About 700 traffic tickets are missing from Alorton since 2010 including one for Centreville Township Supervisor Curtis McCall. Why is anyone's guess. As St. Clair County State's Attorney Brendan Kelly put it, "It's either outright corruption or ineptness -- and either one is a threat to justice."
Also a threat to justice is the fact that Alorton has failed to keep tabs on whether officers had the certifications needed to be on the job. Four officers were fired after working for months without state certification. Two other officers' certifications are also in question.
Kelly's office will have a difficult, maybe impossible, task of prosecuting the cases they handled.
A lack of policies, procedures and professionalism have been problems in Alorton, Centreville, Washington Park and East St. Louis in recent years. That's why state lawmakers this spring approved the creation of a law enforcement commission.
The hope is the commission can provide the structure and stability needed so the public can have confidence in the policing efforts in these communities.
Some of the work has already begun. The law allows the communities to spend tax increment financing tax dollars, which are intended for economic development, on hiring police officers and the planning is underway.

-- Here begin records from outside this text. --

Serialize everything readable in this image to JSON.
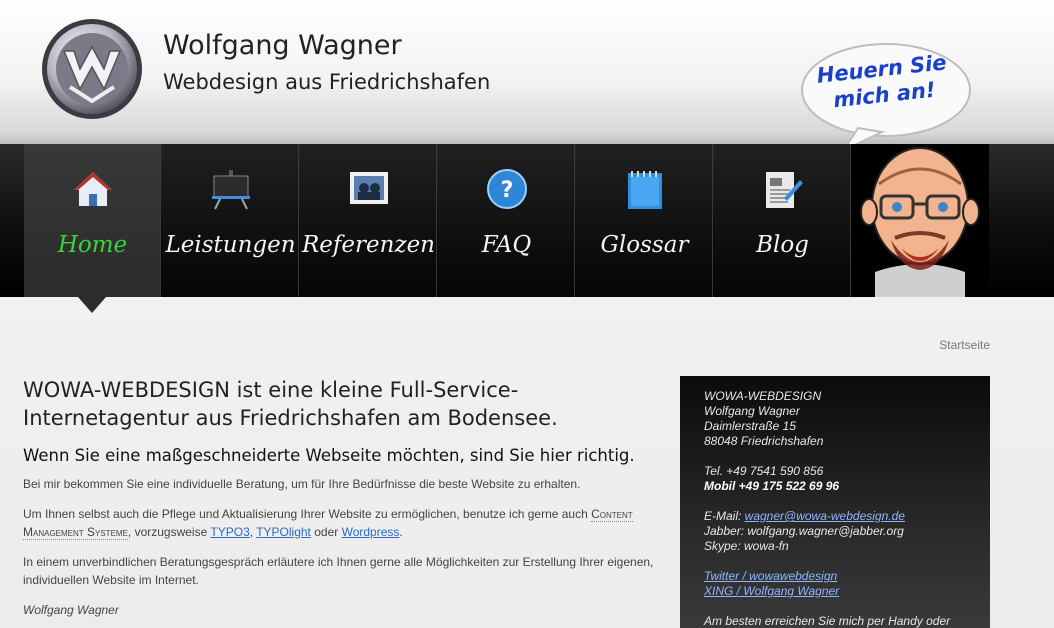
{
  "header": {
    "title": "Wolfgang Wagner",
    "subtitle": "Webdesign aus Friedrichshafen",
    "bubble_text": "Heuern Sie mich an!"
  },
  "nav": {
    "items": [
      {
        "label": "Home",
        "icon": "home-icon",
        "active": true
      },
      {
        "label": "Leistungen",
        "icon": "easel-icon"
      },
      {
        "label": "Referenzen",
        "icon": "photo-icon"
      },
      {
        "label": "FAQ",
        "icon": "help-icon"
      },
      {
        "label": "Glossar",
        "icon": "notepad-icon"
      },
      {
        "label": "Blog",
        "icon": "blog-icon"
      }
    ]
  },
  "breadcrumb": "Startseite",
  "main": {
    "heading": "WOWA-WEBDESIGN ist eine kleine Full-Service-Internetagentur aus Friedrichshafen am Bodensee.",
    "subheading": "Wenn Sie eine maßgeschneiderte Webseite möchten, sind Sie hier richtig.",
    "p1": "Bei mir bekommen Sie eine individuelle Beratung, um für Ihre Bedürfnisse die beste Website zu erhalten.",
    "p2_a": "Um Ihnen selbst auch die Pflege und Aktualisierung Ihrer Website zu ermöglichen, benutze ich gerne auch ",
    "p2_cms": "Content Management Systeme",
    "p2_b": ", vorzugsweise ",
    "p2_link1": "TYPO3",
    "p2_c": ", ",
    "p2_link2": "TYPOlight",
    "p2_d": " oder ",
    "p2_link3": "Wordpress",
    "p2_e": ".",
    "p3": "In einem unverbindlichen Beratungsgespräch erläutere ich Ihnen gerne alle Möglichkeiten zur Erstellung Ihrer eigenen, individuellen Website im Internet.",
    "signature": "Wolfgang Wagner"
  },
  "sidebar": {
    "company": "WOWA-WEBDESIGN",
    "name": "Wolfgang Wagner",
    "street": "Daimlerstraße 15",
    "city": "88048 Friedrichshafen",
    "tel": "Tel. +49 7541 590 856",
    "mobil": "Mobil +49 175 522 69 96",
    "email_label": "E-Mail: ",
    "email": "wagner@wowa-webdesign.de",
    "jabber": "Jabber: wolfgang.wagner@jabber.org",
    "skype": "Skype: wowa-fn",
    "twitter": "Twitter / wowawebdesign",
    "xing": "XING / Wolfgang Wagner",
    "note": "Am besten erreichen Sie mich per Handy oder"
  },
  "colors": {
    "active_nav": "#37d43a",
    "bubble_text": "#1a3fc9",
    "link": "#2a6ac9"
  }
}
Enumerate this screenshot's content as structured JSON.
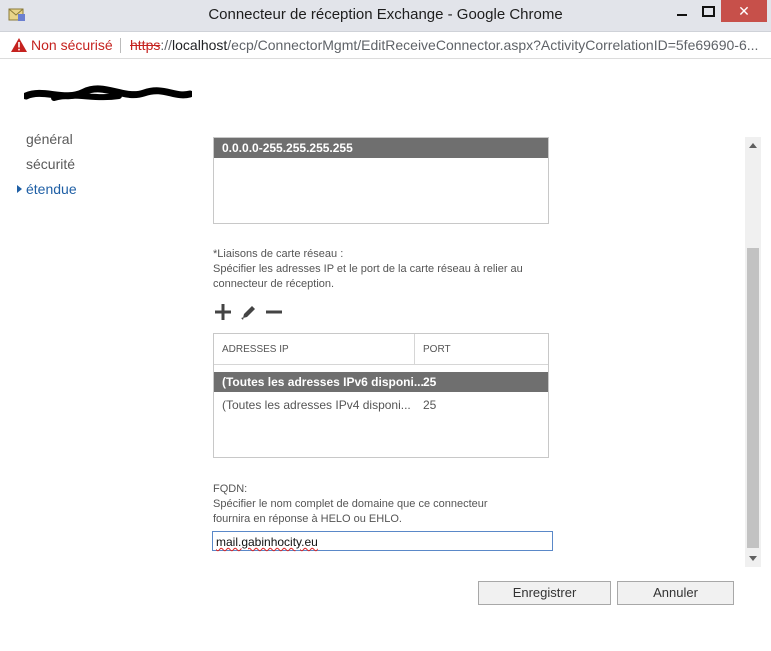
{
  "window": {
    "title": "Connecteur de réception Exchange - Google Chrome",
    "close_glyph": "✕"
  },
  "addressbar": {
    "security_label": "Non sécurisé",
    "url_scheme": "https",
    "url_separator": "://",
    "url_host": "localhost",
    "url_rest": "/ecp/ConnectorMgmt/EditReceiveConnector.aspx?ActivityCorrelationID=5fe69690-6..."
  },
  "nav": {
    "items": [
      {
        "label": "général"
      },
      {
        "label": "sécurité"
      },
      {
        "label": "étendue"
      }
    ]
  },
  "remote_ranges": {
    "rows": [
      "0.0.0.0-255.255.255.255"
    ]
  },
  "bindings": {
    "title": "*Liaisons de carte réseau :",
    "description_line1": "Spécifier les adresses IP et le port de la carte réseau à relier au",
    "description_line2": "connecteur de réception.",
    "columns": {
      "ip": "ADRESSES IP",
      "port": "PORT"
    },
    "rows": [
      {
        "ip": "(Toutes les adresses IPv6 disponi...",
        "port": "25",
        "selected": true
      },
      {
        "ip": "(Toutes les adresses IPv4 disponi...",
        "port": "25",
        "selected": false
      }
    ]
  },
  "fqdn": {
    "title": "FQDN:",
    "description_line1": "Spécifier le nom complet de domaine que ce connecteur",
    "description_line2": "fournira en réponse à HELO ou EHLO.",
    "value": "mail.gabinhocity.eu"
  },
  "buttons": {
    "save": "Enregistrer",
    "cancel": "Annuler"
  },
  "icons": [
    "app-icon",
    "warning-icon",
    "add-icon",
    "edit-icon",
    "remove-icon"
  ],
  "colors": {
    "selection": "#6f6f6f",
    "nav_active": "#1f5fa5",
    "insecure": "#c5221f"
  }
}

Seven commission members still need to be appointed by Gov. Pat Quinn and confirmed by the state Senate during the fall veto session. Quinn is supportive of the commission. He can best show that by having the names ready to go when the session starts so this can be one of the Senate's first items of business.